Cro-Mags - From the Grave [EP] (Cover Artwork)
Staff Pick


From the Grave [EP] (2019)

Victory Records

From the Grave further makes the argument that the band is aiming to rebuild their legacy, brick by brick. It’s not secret that despite the landmark status of Age of Quarrel, the band’s recorded history was hit or miss- even Harley Flanagan, who fronts the band now while handling vocals, was critical of some of the band’s releases in his autobiography. So, it was with some trepidation that people greeted the band’s first release in nearly twenty years, Don’t Give In.

The release ripped and certainly did the band justice, so wisely, perhaps following in the stead of OFF!, the band fired off another three song striker. With only three tracks, a release has to make every note count and, to their credit, Harley and crew do just that.

Opening track “From the Grave” follows Harley’s recent mindset. Perhaps where he used to focus on negative aspects, now that he’s through what where probably his darkest days (circa ’15-’17), he’s making it a point to look upward. Now, that’s not to say that the new song is sunshine and rainbows. This is a Harley release, so the tune is fast and violent sounding. But, despite the chaos and metallic discord, Flanagan barks out a hopeful refrain “Don’t give in”! The track has a double importance because it features Motorhead’s own Phil Campbell on guitar. Cro-Mags and Motorhead embarked on a celebrated tour in the 80s, so it’s fitting for that theme to come full circle just as Harley regains control of the band and of his personal life as well. It’s nice that Harley seems happy, and it’s even nicer that happy harley still sounds pretty mean.

“PTSD” follows in the vein of the opening track except that it’s even harder and fiercer and shorter. The band seems to be pushing the style of older tracks like “Show you no mercy” and “Don’t Tread on Me” to the limit. Tipping their hats to Motorhead, the band charges forward at volume 10 and slams as hard as they can. That’s pretty hard mind you,

The biggest surprise is the closing a track, a six minute instrumental called “Between Wars” which coincides with a feature film that Harley is in. The track is haunting, heavy, and even mellow at points. “Between Wars” exemplifies why Cro-Mags were able to originally rise above other bands cut from a similar cloth and why they have risen above. Despite the fact that Cro-mags are known for big, heavy riffs and angry lyrics, there always was more to them than that- “Between Wars” exhibits this depth. Cro-Mags existed before “hardcore” was codified, or was even really a thing, so it’s interesting when the bands play within that framework, and when on tracks like “Between Wars” they disregard those rules. Tellingly, even when Cro-Mags are playing jammy-drone-metal(?), a massive undercurrent simmerss beneath the airy notes.

With a new Cro-Mags album on the horizon, as always, it will be compared to the landmark age of Quarrel. If we use the two recent EPs as guideposts, it seems like Flanagan and gang are playing their hand wisely.

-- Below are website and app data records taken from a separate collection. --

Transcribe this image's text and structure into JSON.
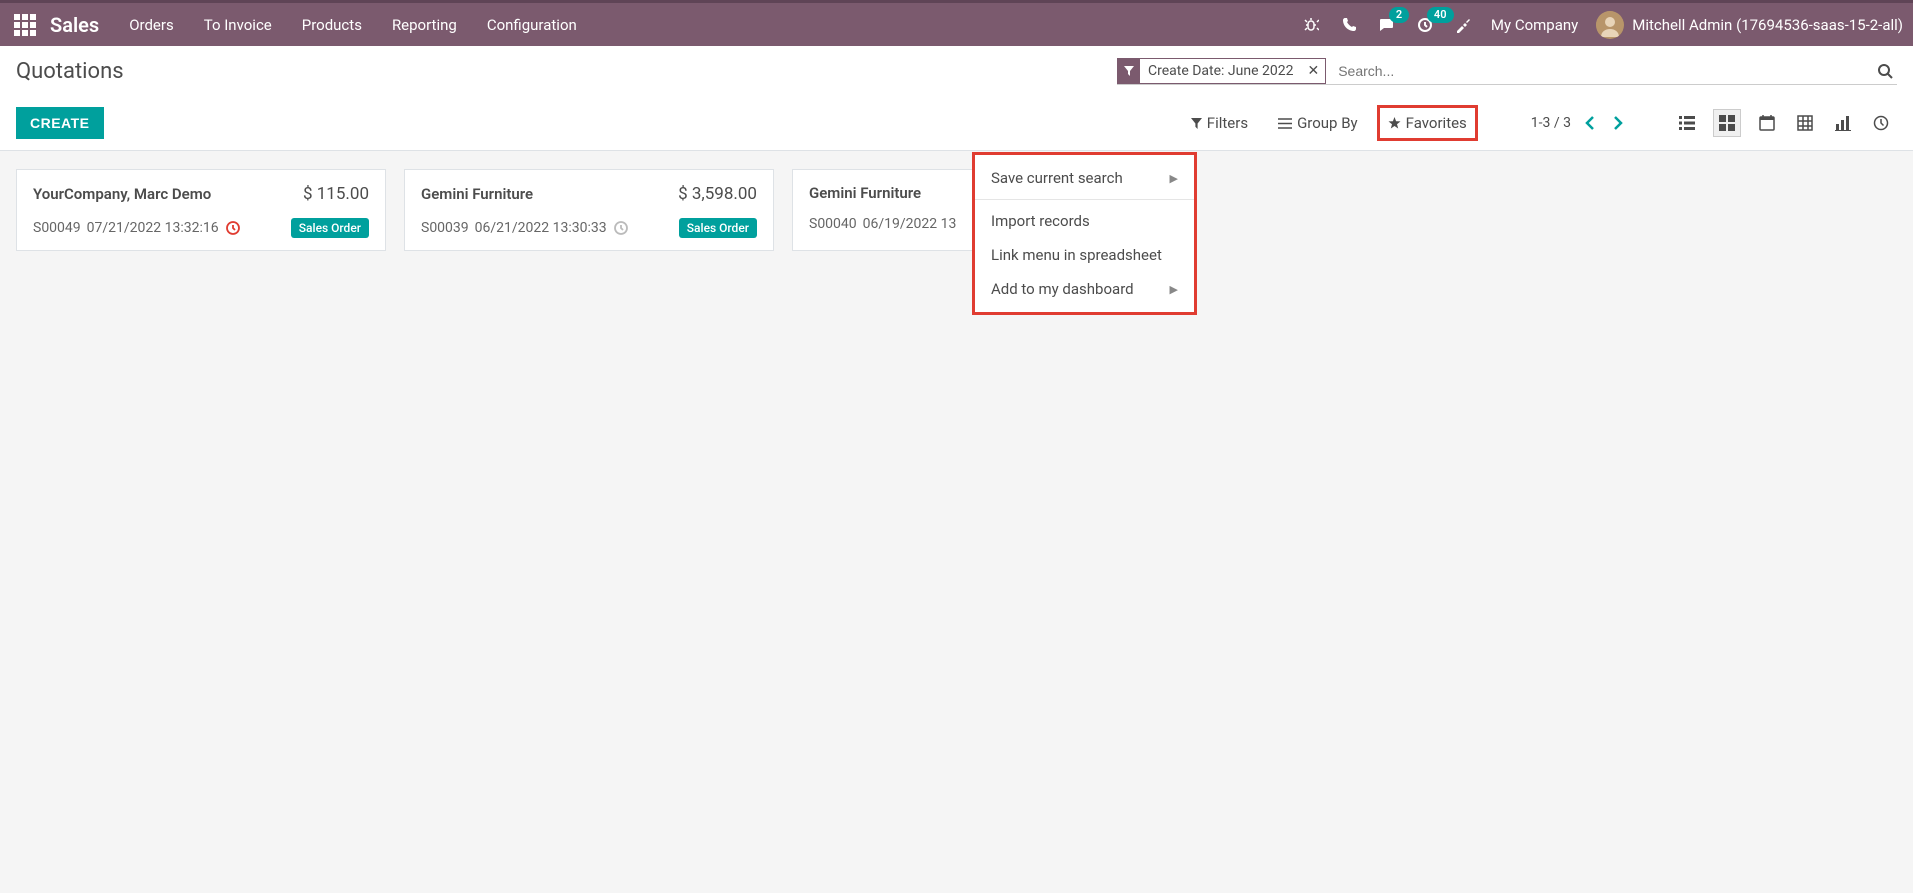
{
  "nav": {
    "brand": "Sales",
    "menus": [
      "Orders",
      "To Invoice",
      "Products",
      "Reporting",
      "Configuration"
    ],
    "badges": {
      "chat": "2",
      "activity": "40"
    },
    "company": "My Company",
    "user": "Mitchell Admin (17694536-saas-15-2-all)"
  },
  "page": {
    "title": "Quotations",
    "create": "CREATE"
  },
  "search": {
    "facet_label": "Create Date: June 2022",
    "placeholder": "Search..."
  },
  "toolbar": {
    "filters": "Filters",
    "groupby": "Group By",
    "favorites": "Favorites",
    "pager": "1-3 / 3"
  },
  "favorites_menu": {
    "save": "Save current search",
    "import": "Import records",
    "link": "Link menu in spreadsheet",
    "dashboard": "Add to my dashboard"
  },
  "cards": [
    {
      "title": "YourCompany, Marc Demo",
      "price": "$ 115.00",
      "order": "S00049",
      "datetime": "07/21/2022 13:32:16",
      "clock": "red",
      "status": "Sales Order"
    },
    {
      "title": "Gemini Furniture",
      "price": "$ 3,598.00",
      "order": "S00039",
      "datetime": "06/21/2022 13:30:33",
      "clock": "grey",
      "status": "Sales Order"
    },
    {
      "title": "Gemini Furniture",
      "price": "",
      "order": "S00040",
      "datetime": "06/19/2022 13",
      "clock": "",
      "status": ""
    }
  ]
}
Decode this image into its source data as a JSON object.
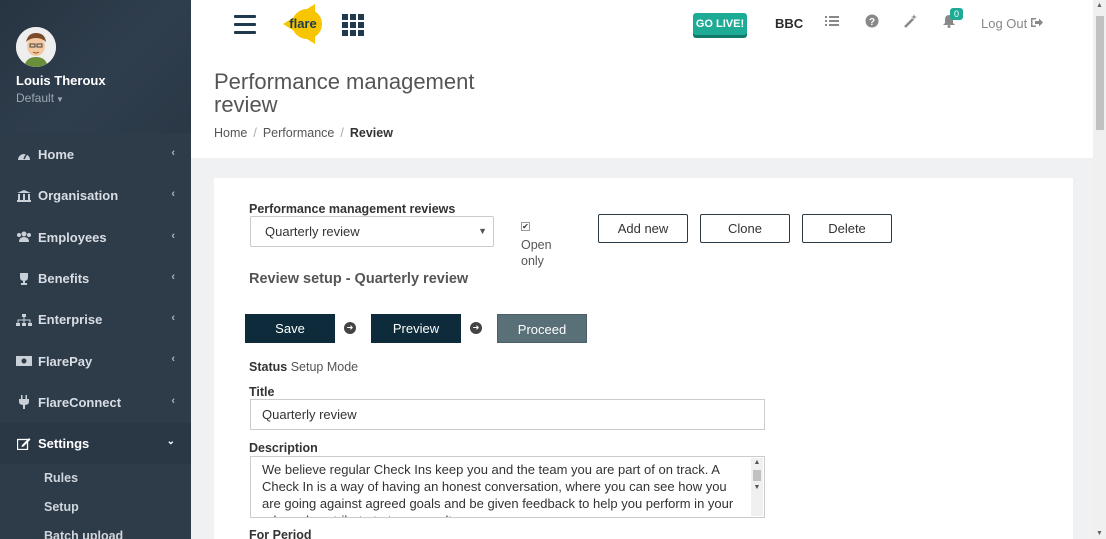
{
  "user": {
    "name": "Louis Theroux",
    "role": "Default"
  },
  "nav": {
    "items": [
      {
        "label": "Home",
        "icon": "dashboard-icon"
      },
      {
        "label": "Organisation",
        "icon": "bank-icon"
      },
      {
        "label": "Employees",
        "icon": "users-icon"
      },
      {
        "label": "Benefits",
        "icon": "trophy-icon"
      },
      {
        "label": "Enterprise",
        "icon": "sitemap-icon"
      },
      {
        "label": "FlarePay",
        "icon": "money-icon"
      },
      {
        "label": "FlareConnect",
        "icon": "plug-icon"
      },
      {
        "label": "Settings",
        "icon": "edit-icon"
      }
    ],
    "settings_sub": [
      "Rules",
      "Setup",
      "Batch upload"
    ]
  },
  "topbar": {
    "logo_text": "flare",
    "golive_label": "GO LIVE!",
    "company": "BBC",
    "notification_count": "0",
    "logout_label": "Log Out"
  },
  "page": {
    "title": "Performance management review",
    "breadcrumb": [
      "Home",
      "Performance",
      "Review"
    ]
  },
  "form": {
    "reviews_label": "Performance management reviews",
    "selected_review": "Quarterly review",
    "open_only_label": "Open only",
    "add_new_label": "Add new",
    "clone_label": "Clone",
    "delete_label": "Delete",
    "setup_heading": "Review setup - Quarterly review",
    "save_label": "Save",
    "preview_label": "Preview",
    "proceed_label": "Proceed",
    "status_label": "Status",
    "status_value": "Setup Mode",
    "title_label": "Title",
    "title_value": "Quarterly review",
    "description_label": "Description",
    "description_value": "We believe regular Check Ins keep you and the team you are part of on track. A Check In is a way of having an honest conversation, where you can see how you are going against agreed goals and be given feedback to help you perform in your role and contribute to team results.",
    "period_label": "For Period"
  },
  "colors": {
    "sidebar": "#2e3c4a",
    "accent": "#1dab96",
    "dark_button": "#0d2b3a",
    "proceed_button": "#5a7078",
    "logo": "#f7c600"
  }
}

The underlying style and message of the band’s newest material flows from the same river as the classic tracks. But, as “Between Wars” shows, the band isn’t interested in doing a carbon copy either. That’s the right play. Harley is known for doing unexpected things, for sure- thankfully, he’s applying that chaos to his music instead of other parts of his life. And, as we all expected all along, that may very well lead to some of his best recordings ever. We’ll just have to wait and see…